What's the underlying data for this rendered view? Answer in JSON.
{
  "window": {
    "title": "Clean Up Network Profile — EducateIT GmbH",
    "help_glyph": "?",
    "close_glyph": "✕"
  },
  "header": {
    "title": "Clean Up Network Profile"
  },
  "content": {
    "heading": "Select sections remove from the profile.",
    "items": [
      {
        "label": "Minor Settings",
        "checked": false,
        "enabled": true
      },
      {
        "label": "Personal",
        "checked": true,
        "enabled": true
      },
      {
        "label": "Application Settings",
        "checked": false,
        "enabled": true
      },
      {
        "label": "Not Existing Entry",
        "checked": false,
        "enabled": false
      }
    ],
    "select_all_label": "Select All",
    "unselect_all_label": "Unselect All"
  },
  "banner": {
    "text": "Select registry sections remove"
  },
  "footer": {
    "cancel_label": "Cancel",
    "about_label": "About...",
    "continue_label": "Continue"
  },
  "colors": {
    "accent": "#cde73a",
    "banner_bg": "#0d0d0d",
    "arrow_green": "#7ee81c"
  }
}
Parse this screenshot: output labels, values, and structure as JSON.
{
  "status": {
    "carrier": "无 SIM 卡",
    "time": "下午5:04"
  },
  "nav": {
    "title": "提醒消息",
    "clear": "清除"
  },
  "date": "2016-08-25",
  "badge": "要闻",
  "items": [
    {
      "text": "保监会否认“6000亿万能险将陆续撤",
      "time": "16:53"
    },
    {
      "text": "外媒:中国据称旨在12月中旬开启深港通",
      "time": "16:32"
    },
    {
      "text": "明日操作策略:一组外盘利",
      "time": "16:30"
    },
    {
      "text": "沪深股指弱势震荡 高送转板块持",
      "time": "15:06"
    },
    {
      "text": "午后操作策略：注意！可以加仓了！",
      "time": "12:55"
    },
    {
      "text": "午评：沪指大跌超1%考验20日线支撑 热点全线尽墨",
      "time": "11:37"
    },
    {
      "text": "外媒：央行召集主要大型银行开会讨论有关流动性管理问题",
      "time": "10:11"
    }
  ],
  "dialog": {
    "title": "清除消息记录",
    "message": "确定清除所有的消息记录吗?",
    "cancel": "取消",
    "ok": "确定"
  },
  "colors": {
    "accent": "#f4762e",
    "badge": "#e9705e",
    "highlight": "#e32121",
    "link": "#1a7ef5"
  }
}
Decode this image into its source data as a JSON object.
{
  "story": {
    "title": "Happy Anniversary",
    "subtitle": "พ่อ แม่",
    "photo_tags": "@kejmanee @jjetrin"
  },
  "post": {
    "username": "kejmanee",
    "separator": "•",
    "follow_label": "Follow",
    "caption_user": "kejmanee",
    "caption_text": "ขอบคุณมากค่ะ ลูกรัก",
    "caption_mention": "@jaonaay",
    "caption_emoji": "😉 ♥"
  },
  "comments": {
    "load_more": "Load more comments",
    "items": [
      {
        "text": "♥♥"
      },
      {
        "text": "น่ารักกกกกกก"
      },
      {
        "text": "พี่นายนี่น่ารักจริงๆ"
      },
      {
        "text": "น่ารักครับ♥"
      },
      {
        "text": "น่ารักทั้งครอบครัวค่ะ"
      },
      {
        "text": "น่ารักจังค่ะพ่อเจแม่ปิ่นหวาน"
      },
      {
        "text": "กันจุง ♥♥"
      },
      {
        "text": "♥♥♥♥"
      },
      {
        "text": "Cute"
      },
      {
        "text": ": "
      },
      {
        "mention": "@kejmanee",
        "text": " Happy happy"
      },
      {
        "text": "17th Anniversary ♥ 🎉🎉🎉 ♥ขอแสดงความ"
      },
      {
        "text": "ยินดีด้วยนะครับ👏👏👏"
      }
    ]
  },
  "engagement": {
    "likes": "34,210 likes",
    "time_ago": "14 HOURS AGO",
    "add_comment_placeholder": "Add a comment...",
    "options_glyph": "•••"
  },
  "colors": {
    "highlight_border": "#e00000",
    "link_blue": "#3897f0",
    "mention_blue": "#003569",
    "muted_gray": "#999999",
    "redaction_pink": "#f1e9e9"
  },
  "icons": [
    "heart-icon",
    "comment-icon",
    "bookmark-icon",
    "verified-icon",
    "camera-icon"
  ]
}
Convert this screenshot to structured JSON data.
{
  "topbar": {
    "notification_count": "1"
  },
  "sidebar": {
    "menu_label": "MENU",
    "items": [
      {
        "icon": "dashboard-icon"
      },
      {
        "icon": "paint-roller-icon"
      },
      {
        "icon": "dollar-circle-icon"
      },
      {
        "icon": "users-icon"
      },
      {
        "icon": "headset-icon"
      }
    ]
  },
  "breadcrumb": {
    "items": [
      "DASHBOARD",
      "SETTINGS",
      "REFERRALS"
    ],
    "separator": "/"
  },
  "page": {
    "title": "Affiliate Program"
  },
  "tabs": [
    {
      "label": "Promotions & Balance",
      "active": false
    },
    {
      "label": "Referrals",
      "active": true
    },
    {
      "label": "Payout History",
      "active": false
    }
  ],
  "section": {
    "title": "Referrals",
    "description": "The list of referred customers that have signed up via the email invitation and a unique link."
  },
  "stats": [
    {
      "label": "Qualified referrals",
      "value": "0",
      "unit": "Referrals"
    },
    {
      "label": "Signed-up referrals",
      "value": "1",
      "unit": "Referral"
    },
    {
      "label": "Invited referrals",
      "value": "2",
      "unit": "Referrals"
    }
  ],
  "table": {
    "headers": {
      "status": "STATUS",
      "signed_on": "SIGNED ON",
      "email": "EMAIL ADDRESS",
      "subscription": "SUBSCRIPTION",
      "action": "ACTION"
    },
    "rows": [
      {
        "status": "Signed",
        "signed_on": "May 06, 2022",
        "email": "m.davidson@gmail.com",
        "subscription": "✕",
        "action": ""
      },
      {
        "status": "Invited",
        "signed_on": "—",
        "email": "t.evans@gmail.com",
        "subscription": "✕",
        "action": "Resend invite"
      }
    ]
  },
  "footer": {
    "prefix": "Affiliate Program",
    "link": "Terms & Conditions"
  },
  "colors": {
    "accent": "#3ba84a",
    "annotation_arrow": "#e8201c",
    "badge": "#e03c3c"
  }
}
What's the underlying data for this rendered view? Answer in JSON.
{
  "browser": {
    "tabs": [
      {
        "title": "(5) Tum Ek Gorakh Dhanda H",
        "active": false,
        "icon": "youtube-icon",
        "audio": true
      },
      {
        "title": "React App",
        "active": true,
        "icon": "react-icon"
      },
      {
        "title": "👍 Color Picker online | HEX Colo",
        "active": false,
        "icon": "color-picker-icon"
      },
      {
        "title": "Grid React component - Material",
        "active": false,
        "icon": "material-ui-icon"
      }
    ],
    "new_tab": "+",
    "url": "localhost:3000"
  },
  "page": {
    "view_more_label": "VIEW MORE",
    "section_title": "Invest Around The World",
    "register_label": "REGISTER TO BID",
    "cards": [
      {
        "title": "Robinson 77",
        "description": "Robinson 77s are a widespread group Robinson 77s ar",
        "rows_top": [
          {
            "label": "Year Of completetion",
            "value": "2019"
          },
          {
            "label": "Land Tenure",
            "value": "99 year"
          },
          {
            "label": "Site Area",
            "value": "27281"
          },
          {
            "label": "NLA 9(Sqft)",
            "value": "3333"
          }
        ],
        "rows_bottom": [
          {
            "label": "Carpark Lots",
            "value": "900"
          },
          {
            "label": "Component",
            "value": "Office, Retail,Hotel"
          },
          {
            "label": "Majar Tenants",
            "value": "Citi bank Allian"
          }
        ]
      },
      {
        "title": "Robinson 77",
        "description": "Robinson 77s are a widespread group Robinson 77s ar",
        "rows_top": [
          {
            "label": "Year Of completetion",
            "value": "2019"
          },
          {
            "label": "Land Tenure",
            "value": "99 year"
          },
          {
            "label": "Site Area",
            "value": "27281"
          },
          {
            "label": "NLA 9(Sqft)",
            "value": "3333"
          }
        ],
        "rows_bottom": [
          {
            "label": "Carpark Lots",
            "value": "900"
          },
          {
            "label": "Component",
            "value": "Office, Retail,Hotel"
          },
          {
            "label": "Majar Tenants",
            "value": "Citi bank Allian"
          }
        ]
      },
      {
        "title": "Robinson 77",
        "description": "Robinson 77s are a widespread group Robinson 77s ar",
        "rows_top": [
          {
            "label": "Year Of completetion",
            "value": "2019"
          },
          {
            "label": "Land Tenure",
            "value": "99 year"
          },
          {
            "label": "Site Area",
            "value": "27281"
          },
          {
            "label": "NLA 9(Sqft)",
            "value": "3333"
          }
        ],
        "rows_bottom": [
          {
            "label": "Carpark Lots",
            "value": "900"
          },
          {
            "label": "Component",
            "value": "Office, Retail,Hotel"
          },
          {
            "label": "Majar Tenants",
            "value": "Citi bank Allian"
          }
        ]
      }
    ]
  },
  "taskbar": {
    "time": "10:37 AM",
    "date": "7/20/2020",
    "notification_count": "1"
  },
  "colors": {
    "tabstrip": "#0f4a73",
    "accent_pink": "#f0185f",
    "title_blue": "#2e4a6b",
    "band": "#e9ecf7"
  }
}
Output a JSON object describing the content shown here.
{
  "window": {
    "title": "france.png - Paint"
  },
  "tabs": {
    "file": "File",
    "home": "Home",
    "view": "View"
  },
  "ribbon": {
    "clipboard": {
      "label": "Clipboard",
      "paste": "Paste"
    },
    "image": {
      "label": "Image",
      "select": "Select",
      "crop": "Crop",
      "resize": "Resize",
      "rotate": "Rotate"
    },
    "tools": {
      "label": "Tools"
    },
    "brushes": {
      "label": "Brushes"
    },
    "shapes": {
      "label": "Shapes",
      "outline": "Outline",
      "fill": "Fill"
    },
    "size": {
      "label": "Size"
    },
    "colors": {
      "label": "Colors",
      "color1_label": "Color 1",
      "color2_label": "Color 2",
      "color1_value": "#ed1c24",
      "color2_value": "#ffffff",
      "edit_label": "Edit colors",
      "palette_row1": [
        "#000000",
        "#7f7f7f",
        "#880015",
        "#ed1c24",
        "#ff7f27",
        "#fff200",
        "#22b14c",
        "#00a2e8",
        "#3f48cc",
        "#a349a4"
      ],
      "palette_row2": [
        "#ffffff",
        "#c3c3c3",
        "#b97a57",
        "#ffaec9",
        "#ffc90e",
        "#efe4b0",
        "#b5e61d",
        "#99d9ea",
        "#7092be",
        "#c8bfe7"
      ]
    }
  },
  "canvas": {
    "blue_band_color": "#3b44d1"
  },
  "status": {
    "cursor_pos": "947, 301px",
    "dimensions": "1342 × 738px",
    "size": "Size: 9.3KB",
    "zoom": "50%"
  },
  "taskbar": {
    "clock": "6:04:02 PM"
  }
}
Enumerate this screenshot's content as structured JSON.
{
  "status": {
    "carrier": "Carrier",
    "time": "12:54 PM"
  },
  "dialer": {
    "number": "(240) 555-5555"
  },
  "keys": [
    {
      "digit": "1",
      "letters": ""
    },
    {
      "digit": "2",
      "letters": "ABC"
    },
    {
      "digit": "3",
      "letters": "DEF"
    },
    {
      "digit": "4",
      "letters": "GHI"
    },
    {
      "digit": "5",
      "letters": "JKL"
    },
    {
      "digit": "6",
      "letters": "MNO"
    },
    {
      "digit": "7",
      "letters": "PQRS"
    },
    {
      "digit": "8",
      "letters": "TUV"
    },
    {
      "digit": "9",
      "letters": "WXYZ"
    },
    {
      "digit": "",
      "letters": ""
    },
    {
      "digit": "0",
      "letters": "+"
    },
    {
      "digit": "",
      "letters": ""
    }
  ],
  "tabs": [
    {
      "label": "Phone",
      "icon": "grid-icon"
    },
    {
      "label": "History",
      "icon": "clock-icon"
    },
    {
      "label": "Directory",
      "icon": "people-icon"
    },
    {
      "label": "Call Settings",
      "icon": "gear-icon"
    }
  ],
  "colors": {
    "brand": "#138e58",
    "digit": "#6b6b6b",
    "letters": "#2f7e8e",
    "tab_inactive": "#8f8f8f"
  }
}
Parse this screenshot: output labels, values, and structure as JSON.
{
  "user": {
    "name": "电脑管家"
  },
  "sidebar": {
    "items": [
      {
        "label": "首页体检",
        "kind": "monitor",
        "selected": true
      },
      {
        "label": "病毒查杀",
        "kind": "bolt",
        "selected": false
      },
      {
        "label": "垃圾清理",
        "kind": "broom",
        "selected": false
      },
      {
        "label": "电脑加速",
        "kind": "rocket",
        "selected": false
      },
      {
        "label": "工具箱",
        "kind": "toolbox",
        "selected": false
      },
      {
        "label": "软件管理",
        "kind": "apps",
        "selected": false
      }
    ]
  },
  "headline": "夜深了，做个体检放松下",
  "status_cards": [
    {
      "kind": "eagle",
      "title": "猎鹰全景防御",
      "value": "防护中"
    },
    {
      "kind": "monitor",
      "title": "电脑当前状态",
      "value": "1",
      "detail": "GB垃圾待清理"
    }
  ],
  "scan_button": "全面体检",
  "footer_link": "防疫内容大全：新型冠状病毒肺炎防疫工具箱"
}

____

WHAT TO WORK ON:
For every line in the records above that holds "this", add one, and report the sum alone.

RESPONSE BELOW:
7